    To see Colbertism in action, here’s a “Letter to the Town Officers and People of Marseilles”.

    Here is Louis’ family-tree: The Bourbons.

    Moliere was a contemporary of Louis XIV. and the “greatest comic dramatist of all times and considered worthy to stand with Sophocles and Shakespeare” as this web site claims; I wouldn’t go that far but he was pretty damn good.

    Here is a pretty comprehensive French Royal History. If anyone is interested, here is a overview of European Royalty and here a page with global Royal News (gossip anyone?).

    This seems to be the complete text of Ten Years Later, the sequel to The Three Musketeers, which has among others Louis XIV and Cardinal Mazarin as characters.

    Mazarin wasn’t just a cardinal but also a statesman who was de facto in charge of France until his death, just as his predecessor Richelieu had been. It was Richelieu who gave the French monarchy the means to become as powerful as it eventually was.

    This is another novel by Dumas, The Man in the Iron Mask, also featuring Louis XIV and the Musketeers.

    For completeness’s sake here is a web site with some links on Dumas and his works.

    Here is an overview of the Age of Absolutism (strangly enough they call Colbertism a positive factor) and here one with a bit more depth. “Louis XIV and the Building of Absolutism” is also pretty interesting.

    Here is Louis XIV’s Revocation of the Edict of Nantes. He made it thereby illegal to be Protestant (and also to emigrate while Protestant), which has puzzled many historians.

    The very influential architect and military engineer Vauban was a contemporary of Louis XIV, who also was a patron of architecture. Here’s a website on French art and architecture and here some photos of Versailles and statues of Louis and here also some more of Versailles and environs. French architecture also had a strong influence on other countries, the Netherlands, for example.

    Some baroque links.

    Here is an account of The Execution of Louis XVI in 1793. At that time he was no longer king but simply called Citoyen (citizen) Capet. This wasn’t correct, strictly speaking, since the Capetian Dynasty had long since been replaced by the Valois Dynasty.

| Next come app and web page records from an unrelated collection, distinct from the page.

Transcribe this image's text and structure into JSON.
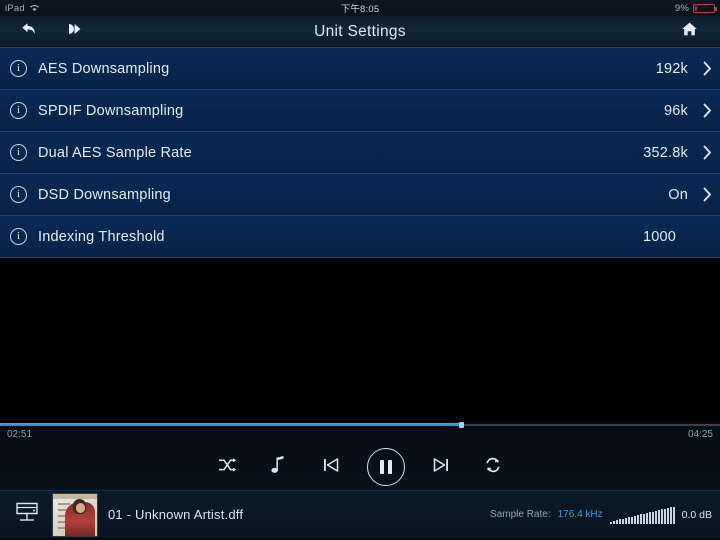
{
  "status_bar": {
    "carrier": "iPad",
    "wifi_icon": "wifi-icon",
    "time": "下午8:05",
    "battery_percent": "9%",
    "battery_level": 9,
    "battery_color": "#c0333d"
  },
  "nav_bar": {
    "title": "Unit Settings",
    "back_icon": "back-arrow-icon",
    "forward_icon": "fast-forward-icon",
    "home_icon": "home-icon"
  },
  "settings": {
    "rows": [
      {
        "info_icon": "info-icon",
        "label": "AES Downsampling",
        "value": "192k",
        "has_chevron": true
      },
      {
        "info_icon": "info-icon",
        "label": "SPDIF Downsampling",
        "value": "96k",
        "has_chevron": true
      },
      {
        "info_icon": "info-icon",
        "label": "Dual AES Sample Rate",
        "value": "352.8k",
        "has_chevron": true
      },
      {
        "info_icon": "info-icon",
        "label": "DSD Downsampling",
        "value": "On",
        "has_chevron": true
      },
      {
        "info_icon": "info-icon",
        "label": "Indexing Threshold",
        "value": "1000",
        "has_chevron": false
      }
    ]
  },
  "player": {
    "elapsed": "02:51",
    "remaining": "04:25",
    "progress_percent": 64,
    "progress_color": "#1f86d6",
    "controls": {
      "shuffle": "shuffle-icon",
      "music_note": "music-note-icon",
      "previous": "previous-track-icon",
      "pause": "pause-icon",
      "next": "next-track-icon",
      "repeat": "repeat-icon"
    }
  },
  "bottom_bar": {
    "monitor_icon": "monitor-icon",
    "album_art": "album-artwork",
    "track_title": "01 - Unknown Artist.dff",
    "sample_rate_label": "Sample Rate:",
    "sample_rate_value": "176.4 kHz",
    "sample_rate_color": "#4f9ad6",
    "volume_icon": "volume-level-icon",
    "volume_db": "0.0 dB"
  }
}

Here is a complete list of French monarchs.

    Here’s a review of a biography of Marie Antoinette, the last queen of France (the one who said “Let them eat cake”). The reviewer says that Marie’s husband didn’t know that he had to ejaculate to get his wife pregnant; Louis XV obviously never had “The Talk” with Louis XVI.

    This is a web site with some more links on Marie Antoinette.

     

    One Response to “The Sun King”

    1. Val Says:

      “It was only with the War of the Spanish Succession (1702-1713) that Louis, and France, were truly checked.”

      Ha! He didn’t know he had to face the Duke of Marlborough.